◆ **Problem statement**
Leave the images out and write out each entry exactly as shown.

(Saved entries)

Content starts

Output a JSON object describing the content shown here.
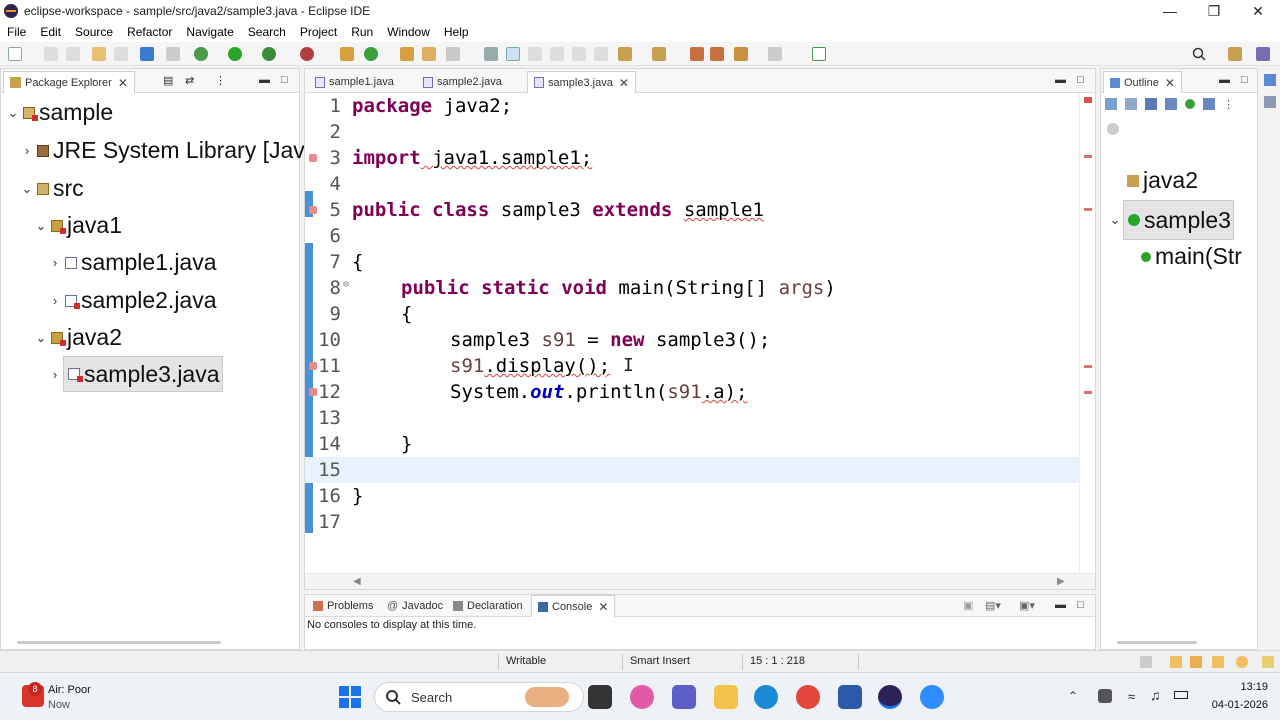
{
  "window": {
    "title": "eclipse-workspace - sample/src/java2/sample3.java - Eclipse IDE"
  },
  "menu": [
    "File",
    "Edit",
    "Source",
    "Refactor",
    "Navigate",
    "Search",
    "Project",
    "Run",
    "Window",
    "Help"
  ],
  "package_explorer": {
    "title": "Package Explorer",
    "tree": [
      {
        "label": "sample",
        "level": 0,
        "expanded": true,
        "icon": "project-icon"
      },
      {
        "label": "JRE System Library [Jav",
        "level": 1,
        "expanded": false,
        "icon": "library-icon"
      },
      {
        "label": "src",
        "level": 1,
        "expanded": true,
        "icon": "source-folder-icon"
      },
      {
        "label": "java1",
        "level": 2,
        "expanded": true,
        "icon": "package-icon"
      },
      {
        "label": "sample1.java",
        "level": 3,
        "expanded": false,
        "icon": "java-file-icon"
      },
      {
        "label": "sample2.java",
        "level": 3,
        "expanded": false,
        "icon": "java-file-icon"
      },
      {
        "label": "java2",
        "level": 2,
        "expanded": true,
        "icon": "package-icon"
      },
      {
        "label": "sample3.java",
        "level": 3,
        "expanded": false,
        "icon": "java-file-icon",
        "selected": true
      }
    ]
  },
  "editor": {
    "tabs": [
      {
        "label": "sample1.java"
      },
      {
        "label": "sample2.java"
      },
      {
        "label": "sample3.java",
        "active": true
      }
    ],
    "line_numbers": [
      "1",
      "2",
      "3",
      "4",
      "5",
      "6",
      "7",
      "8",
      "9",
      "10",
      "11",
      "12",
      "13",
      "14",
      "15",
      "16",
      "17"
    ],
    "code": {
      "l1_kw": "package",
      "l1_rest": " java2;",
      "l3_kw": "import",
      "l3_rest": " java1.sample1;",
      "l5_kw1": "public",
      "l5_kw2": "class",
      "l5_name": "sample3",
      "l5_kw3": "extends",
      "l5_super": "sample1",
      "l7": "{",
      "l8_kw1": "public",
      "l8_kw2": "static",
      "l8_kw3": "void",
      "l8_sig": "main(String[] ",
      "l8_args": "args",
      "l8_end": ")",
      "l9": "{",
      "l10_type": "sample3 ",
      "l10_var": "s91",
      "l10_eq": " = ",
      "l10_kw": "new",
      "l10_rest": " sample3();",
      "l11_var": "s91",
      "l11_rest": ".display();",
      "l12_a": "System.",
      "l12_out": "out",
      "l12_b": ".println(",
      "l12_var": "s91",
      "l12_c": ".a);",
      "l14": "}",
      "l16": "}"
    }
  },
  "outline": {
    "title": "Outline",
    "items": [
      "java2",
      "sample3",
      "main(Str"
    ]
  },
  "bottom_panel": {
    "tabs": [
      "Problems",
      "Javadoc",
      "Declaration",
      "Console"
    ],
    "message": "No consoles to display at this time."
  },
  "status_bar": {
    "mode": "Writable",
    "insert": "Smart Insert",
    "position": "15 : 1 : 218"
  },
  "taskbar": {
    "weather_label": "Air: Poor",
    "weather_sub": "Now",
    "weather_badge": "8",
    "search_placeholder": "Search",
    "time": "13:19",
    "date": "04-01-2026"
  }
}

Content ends

◆ **Solution to this exercise**
Output a JSON object describing the content shown here.
{
  "window": {
    "title": "eclipse-workspace - sample/src/java2/sample3.java - Eclipse IDE"
  },
  "menu": [
    "File",
    "Edit",
    "Source",
    "Refactor",
    "Navigate",
    "Search",
    "Project",
    "Run",
    "Window",
    "Help"
  ],
  "package_explorer": {
    "title": "Package Explorer",
    "tree": [
      {
        "label": "sample",
        "level": 0,
        "expanded": true,
        "icon": "project-icon"
      },
      {
        "label": "JRE System Library [Jav",
        "level": 1,
        "expanded": false,
        "icon": "library-icon"
      },
      {
        "label": "src",
        "level": 1,
        "expanded": true,
        "icon": "source-folder-icon"
      },
      {
        "label": "java1",
        "level": 2,
        "expanded": true,
        "icon": "package-icon"
      },
      {
        "label": "sample1.java",
        "level": 3,
        "expanded": false,
        "icon": "java-file-icon"
      },
      {
        "label": "sample2.java",
        "level": 3,
        "expanded": false,
        "icon": "java-file-icon"
      },
      {
        "label": "java2",
        "level": 2,
        "expanded": true,
        "icon": "package-icon"
      },
      {
        "label": "sample3.java",
        "level": 3,
        "expanded": false,
        "icon": "java-file-icon",
        "selected": true
      }
    ]
  },
  "editor": {
    "tabs": [
      {
        "label": "sample1.java"
      },
      {
        "label": "sample2.java"
      },
      {
        "label": "sample3.java",
        "active": true
      }
    ],
    "line_numbers": [
      "1",
      "2",
      "3",
      "4",
      "5",
      "6",
      "7",
      "8",
      "9",
      "10",
      "11",
      "12",
      "13",
      "14",
      "15",
      "16",
      "17"
    ],
    "code": {
      "l1_kw": "package",
      "l1_rest": " java2;",
      "l3_kw": "import",
      "l3_rest": " java1.sample1;",
      "l5_kw1": "public",
      "l5_kw2": "class",
      "l5_name": "sample3",
      "l5_kw3": "extends",
      "l5_super": "sample1",
      "l7": "{",
      "l8_kw1": "public",
      "l8_kw2": "static",
      "l8_kw3": "void",
      "l8_sig": "main(String[] ",
      "l8_args": "args",
      "l8_end": ")",
      "l9": "{",
      "l10_type": "sample3 ",
      "l10_var": "s91",
      "l10_eq": " = ",
      "l10_kw": "new",
      "l10_rest": " sample3();",
      "l11_var": "s91",
      "l11_rest": ".display();",
      "l12_a": "System.",
      "l12_out": "out",
      "l12_b": ".println(",
      "l12_var": "s91",
      "l12_c": ".a);",
      "l14": "}",
      "l16": "}"
    }
  },
  "outline": {
    "title": "Outline",
    "items": [
      "java2",
      "sample3",
      "main(Str"
    ]
  },
  "bottom_panel": {
    "tabs": [
      "Problems",
      "Javadoc",
      "Declaration",
      "Console"
    ],
    "message": "No consoles to display at this time."
  },
  "status_bar": {
    "mode": "Writable",
    "insert": "Smart Insert",
    "position": "15 : 1 : 218"
  },
  "taskbar": {
    "weather_label": "Air: Poor",
    "weather_sub": "Now",
    "weather_badge": "8",
    "search_placeholder": "Search",
    "time": "13:19",
    "date": "04-01-2026"
  }
}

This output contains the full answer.